In the lead-up to the council elections, Byron mayor Simon Richardson has released a 46-page ‘vision document’ proposing the creation of a ‘multi-modal’ approach to the future use of the railway corridor in Byron Shire.
But the plan, which envisages ‘cycle and walkways co-existing with … complementary commercial shuttle and transport options’ has been knocked down before it’s even been launched.
Would-be mayor Paul Spooner has declared the push as ‘grasping at false hope’.
Mayor Richardson, together with members of TOOT and NRRT, have called a public meeting tonight at the Byron Community Centre to outline the proposal.
According to the launch document, ‘So many of our community place tremendous value on the rail corridor that dissects our shire. The challenges we face in creating a productive use of this crucial piece of infrastructure seem endless; not least the divergent opinions and views as to how best use this corridor.

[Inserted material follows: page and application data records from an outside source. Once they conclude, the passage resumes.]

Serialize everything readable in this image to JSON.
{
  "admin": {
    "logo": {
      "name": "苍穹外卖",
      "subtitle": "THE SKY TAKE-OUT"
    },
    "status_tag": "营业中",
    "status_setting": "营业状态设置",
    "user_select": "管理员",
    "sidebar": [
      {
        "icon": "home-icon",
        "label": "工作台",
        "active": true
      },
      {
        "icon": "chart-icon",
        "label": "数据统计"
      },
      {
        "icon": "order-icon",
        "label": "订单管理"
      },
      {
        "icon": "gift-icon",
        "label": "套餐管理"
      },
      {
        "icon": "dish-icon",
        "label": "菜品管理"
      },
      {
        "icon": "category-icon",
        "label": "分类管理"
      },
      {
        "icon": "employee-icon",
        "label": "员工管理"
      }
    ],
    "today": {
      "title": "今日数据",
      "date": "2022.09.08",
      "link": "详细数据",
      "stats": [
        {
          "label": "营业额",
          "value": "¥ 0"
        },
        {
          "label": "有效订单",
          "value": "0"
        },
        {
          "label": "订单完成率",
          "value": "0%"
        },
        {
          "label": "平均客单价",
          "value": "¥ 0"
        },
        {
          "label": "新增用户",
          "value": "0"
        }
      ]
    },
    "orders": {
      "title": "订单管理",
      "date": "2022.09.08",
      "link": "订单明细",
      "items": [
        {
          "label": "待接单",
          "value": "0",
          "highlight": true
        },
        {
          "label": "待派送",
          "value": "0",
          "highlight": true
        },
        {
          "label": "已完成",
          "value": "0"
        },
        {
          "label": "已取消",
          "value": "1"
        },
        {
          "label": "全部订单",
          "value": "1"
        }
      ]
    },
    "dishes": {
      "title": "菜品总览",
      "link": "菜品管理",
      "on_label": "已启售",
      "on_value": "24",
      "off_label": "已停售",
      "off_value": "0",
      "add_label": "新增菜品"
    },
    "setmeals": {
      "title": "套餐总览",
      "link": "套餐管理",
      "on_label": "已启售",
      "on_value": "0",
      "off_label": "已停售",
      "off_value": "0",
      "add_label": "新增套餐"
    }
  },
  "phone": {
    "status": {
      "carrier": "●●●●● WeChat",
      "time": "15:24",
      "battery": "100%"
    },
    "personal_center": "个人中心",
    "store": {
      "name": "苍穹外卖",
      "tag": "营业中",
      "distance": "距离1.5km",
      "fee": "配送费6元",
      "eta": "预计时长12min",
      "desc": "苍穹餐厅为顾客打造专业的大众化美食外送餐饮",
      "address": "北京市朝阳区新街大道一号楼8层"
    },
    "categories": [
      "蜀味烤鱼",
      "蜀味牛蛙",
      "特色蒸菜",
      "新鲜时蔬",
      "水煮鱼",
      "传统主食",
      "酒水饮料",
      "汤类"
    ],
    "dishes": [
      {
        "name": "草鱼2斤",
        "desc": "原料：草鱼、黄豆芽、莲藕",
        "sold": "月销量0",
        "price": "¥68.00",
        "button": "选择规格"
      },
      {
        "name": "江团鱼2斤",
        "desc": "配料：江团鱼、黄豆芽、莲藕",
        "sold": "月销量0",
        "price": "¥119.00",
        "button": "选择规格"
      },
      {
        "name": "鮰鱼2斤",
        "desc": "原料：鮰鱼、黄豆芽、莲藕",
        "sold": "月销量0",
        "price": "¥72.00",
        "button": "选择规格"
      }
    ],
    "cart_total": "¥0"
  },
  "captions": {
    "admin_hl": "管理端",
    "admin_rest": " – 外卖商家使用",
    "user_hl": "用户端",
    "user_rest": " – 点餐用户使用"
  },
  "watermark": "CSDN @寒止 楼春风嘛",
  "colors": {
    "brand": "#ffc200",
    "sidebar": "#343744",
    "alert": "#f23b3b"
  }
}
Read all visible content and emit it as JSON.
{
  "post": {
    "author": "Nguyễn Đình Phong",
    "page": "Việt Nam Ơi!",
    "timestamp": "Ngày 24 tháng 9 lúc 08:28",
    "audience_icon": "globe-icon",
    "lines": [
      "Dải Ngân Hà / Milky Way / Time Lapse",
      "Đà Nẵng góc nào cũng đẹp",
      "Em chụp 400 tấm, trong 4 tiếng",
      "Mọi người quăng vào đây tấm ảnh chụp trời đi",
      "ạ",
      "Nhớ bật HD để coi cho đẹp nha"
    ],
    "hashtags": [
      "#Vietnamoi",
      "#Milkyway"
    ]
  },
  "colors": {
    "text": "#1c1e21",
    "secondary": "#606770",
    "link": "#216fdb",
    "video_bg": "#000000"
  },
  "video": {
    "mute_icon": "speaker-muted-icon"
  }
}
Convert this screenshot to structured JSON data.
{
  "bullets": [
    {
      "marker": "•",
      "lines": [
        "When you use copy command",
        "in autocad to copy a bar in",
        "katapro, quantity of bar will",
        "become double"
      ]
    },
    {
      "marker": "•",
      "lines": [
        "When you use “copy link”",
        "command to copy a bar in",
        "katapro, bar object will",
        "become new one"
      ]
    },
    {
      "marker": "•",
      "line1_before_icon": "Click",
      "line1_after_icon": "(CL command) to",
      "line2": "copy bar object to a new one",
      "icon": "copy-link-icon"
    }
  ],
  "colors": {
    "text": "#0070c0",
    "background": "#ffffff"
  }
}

Generally, as a community, our division has matched our dedication.’
Mayor Richardson described The Byron Line as ‘a smart solution to a wicked problem.’
‘It transforms a disused transport corridor into a space that caters for various new tourism products whilst also providing for a local public transport dividend,’ he said.
The mayor explained that, ‘cycle and walkways, which are problematic to fund, are paid for by complementary commercial shuttle and transport options upon which locals can hitch a consistent and reliable ride.’
He described it as ‘an incredible opportunity to transform an unused state asset into a wonderful tourism thread that binds the shire, benefiting both visitors and locals and becoming a NSW tourism treasure.’
‘This is the chance to bring our community together, unifying and speaking with one voice to the state government [and] the only way to gain support, funding and wider partnerships,’ he said
But Cr Spooner said, ‘a publicly funded rail service is not coming back on this track. No state or federal government is proposing this to happen.’
Answering a question at a Byron Shire Meet the Candidates forum on Tuesday evening in Byron Bay, he said, ‘I don’t believe the Rail Trail is the only option for saving the corridor [either].
‘The corridor is safe under an existing Act of Parliament. But we need to be sensible with this issue and realistic about our options.
‘Our community leaders in the past identified this land as a public transport route through the region. It should remain in public hands and should not be commercialised for private interests,’ he said.
He added that as both Lismore and Tweed Councils had committed to establishing a Rail Trail on their parts of the corridor, ‘this will kill any idea of a regional train service.’
Cr Spooner said that, if elected as mayor he would, ‘immediately begin discussions with the state government about the utilisation of this corridor for public transport usage in the Byron Shire – this would include road transport, bus lanes, bike paths and walking tracks.’
The Byron Line will be launched at the Cavanbah Room, upstairs of the Byron Community Centre, Byron Bay, Thursday, August 25, 6.30-9.30pm.